We had heard a rumor that they were jealous of the Betty Ford Center because we had all new buildings and all new equipment. And then there was a little bit of a predicament with “all these drunks” that were going to be on the campus. So when the people from Eisenhower came for their three-day and three-night stay, and they were doing their closing out ceremony … the pharmacist said something about when coming over, he brought all these negative feelings but that heading back, he was taking less. So the trial run kind of changed the whole outlook, the relationship between the hospital and us.
On the first day we opened to the public (Oct. 4, 1982), there were four patients. With 40 employees, ready to pounce. It was like you had to hold everybody back. I couldn’t tell you how long it took to fill the hall, but I know we weren’t just four patients very long.
I’ve always been proud of where I worked. But I never advertised where I worked during my recovery because I was taught very early on that you wear two different hats. Your recovery program is one thing; your job is something else. But I’ve always been very proud.
JG: You have a sort of a serendipitous connection with Mrs. Ford.
CF: Yes. I was diagnosed with breast cancer — I don’t mind going into this — third stage. I had nine out of 19 lymph nodes. I’m a miracle to still be here. It’s been, what, 27 years, going on 28 years of being in remission. When I was first diagnosed, Mrs. Ford called me at home one night from New York. She said she heard about my diagnosis. I said, “All the way in New York?” She said yes, and that, “We’ll talk more about it when we get home,” because she herself was a cancer survivor.
When I was in the hospital for one of the surgeries, she sent flowers and came with Betty’s Boys to visit and give me a pep talk. She was just that type of person.

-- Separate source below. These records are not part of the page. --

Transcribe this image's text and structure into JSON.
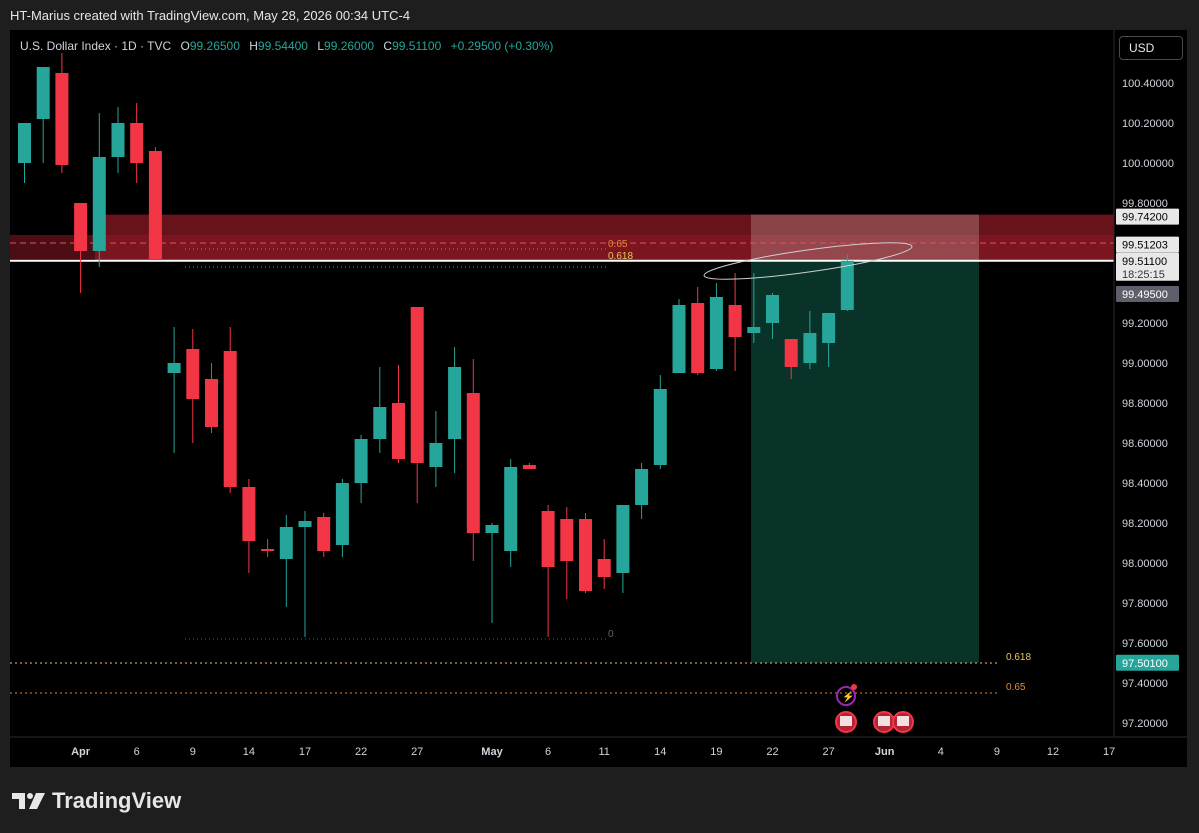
{
  "header": {
    "attribution": "HT-Marius created with TradingView.com, May 28, 2026 00:34 UTC-4"
  },
  "legend": {
    "symbol": "U.S. Dollar Index · 1D · TVC",
    "o_label": "O",
    "o_value": "99.26500",
    "h_label": "H",
    "h_value": "99.54400",
    "l_label": "L",
    "l_value": "99.26000",
    "c_label": "C",
    "c_value": "99.51100",
    "change": "+0.29500 (+0.30%)"
  },
  "currency_button": "USD",
  "footer": {
    "brand": "TradingView"
  },
  "colors": {
    "up": "#26a69a",
    "down": "#f23645",
    "bg": "#000000",
    "zone": "#8b1a24",
    "target_zone": "#0b3b30",
    "fib": "#e8c75a",
    "fib65": "#e08a3a"
  },
  "chart_data": {
    "type": "candlestick",
    "ylim": [
      97.1,
      100.55
    ],
    "y_ticks": [
      "100.40000",
      "100.20000",
      "100.00000",
      "99.80000",
      "99.20000",
      "99.00000",
      "98.80000",
      "98.60000",
      "98.40000",
      "98.20000",
      "98.00000",
      "97.80000",
      "97.60000",
      "97.40000",
      "97.20000"
    ],
    "y_tick_values": [
      100.4,
      100.2,
      100.0,
      99.8,
      99.2,
      99.0,
      98.8,
      98.6,
      98.4,
      98.2,
      98.0,
      97.8,
      97.6,
      97.4,
      97.2
    ],
    "x_ticks": [
      {
        "label": "Apr",
        "i": 3,
        "bold": true
      },
      {
        "label": "6",
        "i": 6
      },
      {
        "label": "9",
        "i": 9
      },
      {
        "label": "14",
        "i": 12
      },
      {
        "label": "17",
        "i": 15
      },
      {
        "label": "22",
        "i": 18
      },
      {
        "label": "27",
        "i": 21
      },
      {
        "label": "May",
        "i": 25,
        "bold": true
      },
      {
        "label": "6",
        "i": 28
      },
      {
        "label": "11",
        "i": 31
      },
      {
        "label": "14",
        "i": 34
      },
      {
        "label": "19",
        "i": 37
      },
      {
        "label": "22",
        "i": 40
      },
      {
        "label": "27",
        "i": 43
      },
      {
        "label": "Jun",
        "i": 46,
        "bold": true
      },
      {
        "label": "4",
        "i": 49
      },
      {
        "label": "9",
        "i": 52
      },
      {
        "label": "12",
        "i": 55
      },
      {
        "label": "17",
        "i": 58
      }
    ],
    "candles": [
      {
        "i": 0,
        "o": 100.0,
        "h": 100.15,
        "l": 99.9,
        "c": 100.2
      },
      {
        "i": 1,
        "o": 100.22,
        "h": 100.45,
        "l": 100.0,
        "c": 100.48
      },
      {
        "i": 2,
        "o": 100.45,
        "h": 100.55,
        "l": 99.95,
        "c": 99.99
      },
      {
        "i": 3,
        "o": 99.8,
        "h": 99.8,
        "l": 99.35,
        "c": 99.56
      },
      {
        "i": 4,
        "o": 99.56,
        "h": 100.25,
        "l": 99.48,
        "c": 100.03
      },
      {
        "i": 5,
        "o": 100.03,
        "h": 100.28,
        "l": 99.95,
        "c": 100.2
      },
      {
        "i": 6,
        "o": 100.2,
        "h": 100.3,
        "l": 99.9,
        "c": 100.0
      },
      {
        "i": 7,
        "o": 100.06,
        "h": 100.08,
        "l": 99.52,
        "c": 99.52
      },
      {
        "i": 8,
        "o": 98.95,
        "h": 99.18,
        "l": 98.55,
        "c": 99.0
      },
      {
        "i": 9,
        "o": 99.07,
        "h": 99.17,
        "l": 98.6,
        "c": 98.82
      },
      {
        "i": 10,
        "o": 98.92,
        "h": 99.0,
        "l": 98.65,
        "c": 98.68
      },
      {
        "i": 11,
        "o": 99.06,
        "h": 99.18,
        "l": 98.35,
        "c": 98.38
      },
      {
        "i": 12,
        "o": 98.38,
        "h": 98.42,
        "l": 97.95,
        "c": 98.11
      },
      {
        "i": 13,
        "o": 98.07,
        "h": 98.12,
        "l": 98.03,
        "c": 98.06
      },
      {
        "i": 14,
        "o": 98.02,
        "h": 98.24,
        "l": 97.78,
        "c": 98.18
      },
      {
        "i": 15,
        "o": 98.18,
        "h": 98.26,
        "l": 97.63,
        "c": 98.21
      },
      {
        "i": 16,
        "o": 98.23,
        "h": 98.25,
        "l": 98.03,
        "c": 98.06
      },
      {
        "i": 17,
        "o": 98.09,
        "h": 98.42,
        "l": 98.03,
        "c": 98.4
      },
      {
        "i": 18,
        "o": 98.4,
        "h": 98.64,
        "l": 98.3,
        "c": 98.62
      },
      {
        "i": 19,
        "o": 98.62,
        "h": 98.98,
        "l": 98.55,
        "c": 98.78
      },
      {
        "i": 20,
        "o": 98.8,
        "h": 98.99,
        "l": 98.5,
        "c": 98.52
      },
      {
        "i": 21,
        "o": 99.28,
        "h": 99.28,
        "l": 98.3,
        "c": 98.5
      },
      {
        "i": 22,
        "o": 98.48,
        "h": 98.76,
        "l": 98.38,
        "c": 98.6
      },
      {
        "i": 23,
        "o": 98.62,
        "h": 99.08,
        "l": 98.45,
        "c": 98.98
      },
      {
        "i": 24,
        "o": 98.85,
        "h": 99.02,
        "l": 98.01,
        "c": 98.15
      },
      {
        "i": 25,
        "o": 98.15,
        "h": 98.2,
        "l": 97.7,
        "c": 98.19
      },
      {
        "i": 26,
        "o": 98.06,
        "h": 98.52,
        "l": 97.98,
        "c": 98.48
      },
      {
        "i": 27,
        "o": 98.49,
        "h": 98.5,
        "l": 98.47,
        "c": 98.47
      },
      {
        "i": 28,
        "o": 98.26,
        "h": 98.29,
        "l": 97.63,
        "c": 97.98
      },
      {
        "i": 29,
        "o": 98.22,
        "h": 98.28,
        "l": 97.82,
        "c": 98.01
      },
      {
        "i": 30,
        "o": 98.22,
        "h": 98.25,
        "l": 97.85,
        "c": 97.86
      },
      {
        "i": 31,
        "o": 98.02,
        "h": 98.12,
        "l": 97.87,
        "c": 97.93
      },
      {
        "i": 32,
        "o": 97.95,
        "h": 98.27,
        "l": 97.85,
        "c": 98.29
      },
      {
        "i": 33,
        "o": 98.29,
        "h": 98.5,
        "l": 98.22,
        "c": 98.47
      },
      {
        "i": 34,
        "o": 98.49,
        "h": 98.94,
        "l": 98.47,
        "c": 98.87
      },
      {
        "i": 35,
        "o": 98.95,
        "h": 99.32,
        "l": 98.95,
        "c": 99.29
      },
      {
        "i": 36,
        "o": 99.3,
        "h": 99.38,
        "l": 98.94,
        "c": 98.95
      },
      {
        "i": 37,
        "o": 98.97,
        "h": 99.4,
        "l": 98.96,
        "c": 99.33
      },
      {
        "i": 38,
        "o": 99.29,
        "h": 99.45,
        "l": 98.96,
        "c": 99.13
      },
      {
        "i": 39,
        "o": 99.15,
        "h": 99.45,
        "l": 99.1,
        "c": 99.18
      },
      {
        "i": 40,
        "o": 99.2,
        "h": 99.35,
        "l": 99.12,
        "c": 99.34
      },
      {
        "i": 41,
        "o": 99.12,
        "h": 99.12,
        "l": 98.92,
        "c": 98.98
      },
      {
        "i": 42,
        "o": 99.0,
        "h": 99.26,
        "l": 98.97,
        "c": 99.15
      },
      {
        "i": 43,
        "o": 99.1,
        "h": 99.25,
        "l": 98.98,
        "c": 99.25
      },
      {
        "i": 44,
        "o": 99.265,
        "h": 99.544,
        "l": 99.26,
        "c": 99.511
      }
    ],
    "supply_zone": {
      "from": 99.51203,
      "to": 99.742
    },
    "target_zone": {
      "from": 97.501,
      "to": 99.511
    },
    "fib_upper": [
      {
        "label": "0.65",
        "value": 99.6
      },
      {
        "label": "0.618",
        "value": 99.51
      }
    ],
    "fib_lower": [
      {
        "label": "0",
        "value": 97.66
      },
      {
        "label": "0.618",
        "value": 97.52
      },
      {
        "label": "0.65",
        "value": 97.37
      }
    ],
    "price_tags": [
      {
        "text": "99.74200",
        "value": 99.742,
        "style": "light"
      },
      {
        "text": "99.51203",
        "value": 99.512,
        "style": "light"
      },
      {
        "text": "99.51100",
        "sub": "18:25:15",
        "value": 99.511,
        "style": "light"
      },
      {
        "text": "99.49500",
        "value": 99.495,
        "style": "grey"
      },
      {
        "text": "97.50100",
        "value": 97.501,
        "style": "green"
      }
    ]
  }
}
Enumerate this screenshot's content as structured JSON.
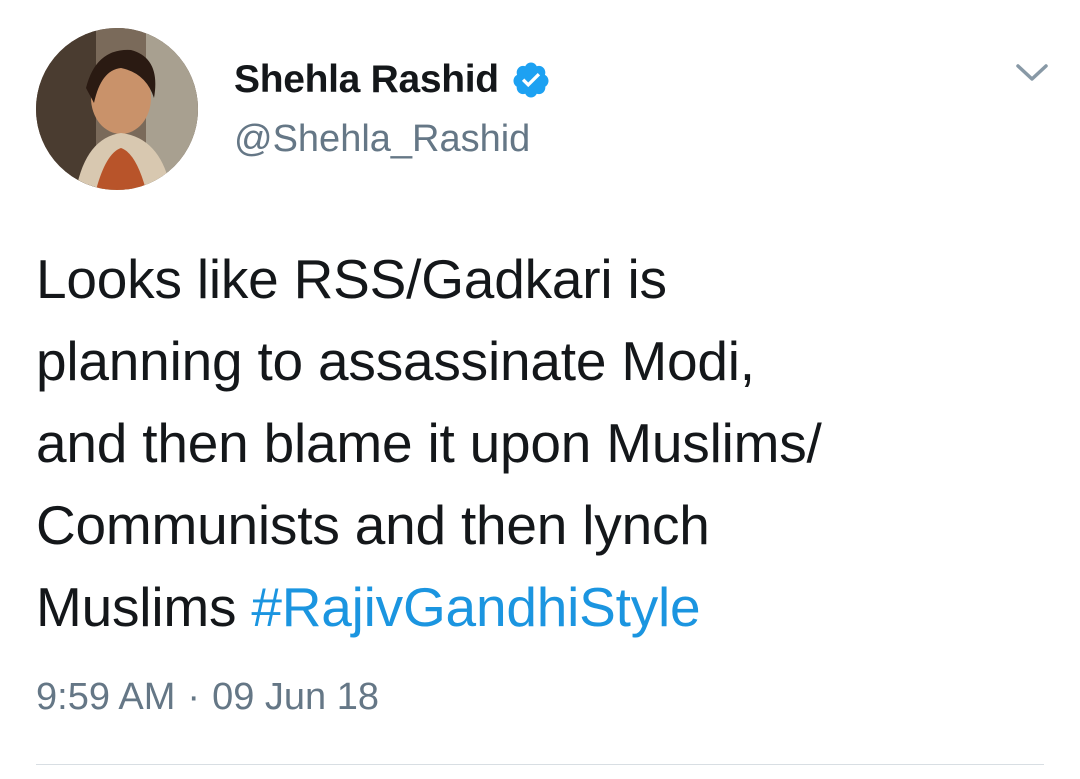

She reached out.
I think we all end up where we were supposed to be, with people you were supposed to be with.
#BettySavedMe #HBDBetty #BettyFord100
Samantha Moy-Gottfried is the social media manager for the Hazelden Betty Ford Foundation, a force of healing and hope for individuals, families and communities affected by addiction to alcohol and other drugs.